It is in the cab, halfway to the airport, when I have my defining moment.

You see, the thing about defining moments is that, no matter how valuable they are in retrospect, you really don't want to have them at the time. You kind of stumble into them, and once you're there, it's too late to leave. My defining moment hits when The Steve Miller Band's "Jet Airliner" comes on the cab's stereo.

"Leavin' home
Out on the road
I've been down before
Ridin' along in this big ol' jet plane
I've been thinkin' about my home
But my love light seems so far away
And I feel like it's all been done
Somebody's tryin' to make me stay
You know I've got to be movin' on"

I have never thought too much about the song before. I like it in that easy-going, pot-smoking, cruising-down-the-highway-listening-to-KSHE-95 sort of way that I like all classic rock.

"Goodbye to all my friends at home
Goodbye to people I've trusted
I've got to go out and make my way
I might get rich you know I might get busted
But my heart keeps calling me backwards
As I get on the 707
Ridin' high I got tears in my eyes
You know you got to go through hell
Before you get to heaven"

At that point, I see into the future, and it is uncanny how prescient my vision is. I see myself returning to Missouri and admitting defeat. Going to live in a midwestern college town, where life will be cushy and unsurprising. Going back to college. Returning to Babylon. Doing everything that I have refused to do during the five months that I have been on the road.

"Touchin' down in New England town
Feel the heat comin' down
I've got to keep on keepin' on
You know the big wheel keeps us spinnin' around
And I'm goin' with some hesitation
You know that I can surely see
That I don't want to get caught up in any of that
Funky kicks goin' down in the city"

And really, it has to happen. Everything about these months - the Rainbow Gatherings, the peyote sweatlodges, the DMT sessions, and finally Hawaii. It all boils down to this one moment in time.

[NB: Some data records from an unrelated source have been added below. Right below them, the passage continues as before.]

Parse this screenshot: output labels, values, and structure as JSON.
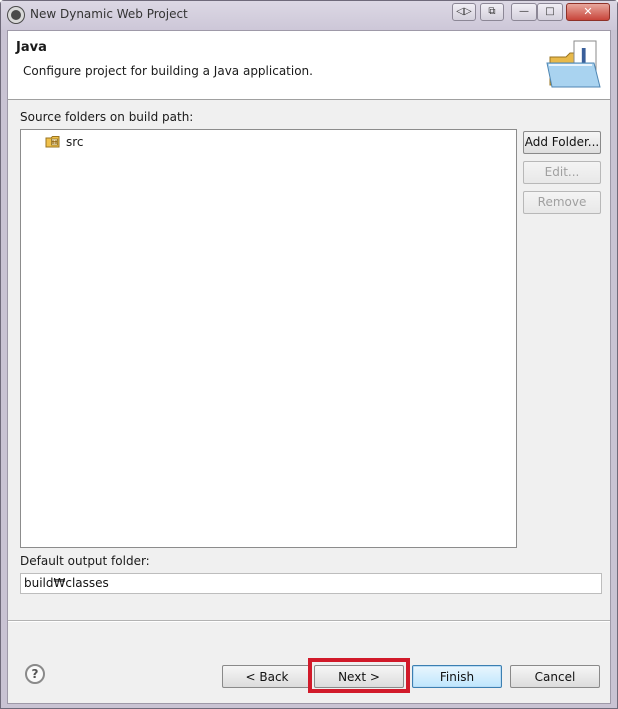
{
  "window": {
    "title": "New Dynamic Web Project",
    "controls": {
      "restore": "◁▷",
      "pin": "⧉",
      "minimize": "—",
      "maximize": "□",
      "close": "✕"
    }
  },
  "header": {
    "title": "Java",
    "description": "Configure project for building a Java application."
  },
  "source": {
    "label": "Source folders on build path:",
    "folders": [
      {
        "name": "src",
        "icon": "source-folder-icon"
      }
    ],
    "buttons": {
      "add": "Add Folder...",
      "edit": "Edit...",
      "remove": "Remove"
    }
  },
  "output": {
    "label": "Default output folder:",
    "value": "build₩classes"
  },
  "footer": {
    "help": "?",
    "back": "< Back",
    "next": "Next >",
    "finish": "Finish",
    "cancel": "Cancel"
  },
  "colors": {
    "highlight": "#d11a2a",
    "accent": "#3c7fb1"
  }
}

I have gone as far as I can in one direction, and have to choose another.

"Big ol' jet airliner
Don't carry me too far away
Oh, big ol' jet airliner
Cause it's here that I've got to stay
Oh, big ol' jet airliner
Don't carry me too far away
Oh, big ol' jet airliner
'Cause it's here that I've got to stay"

And thus I am dragged, kicking and screaming, into adulthood.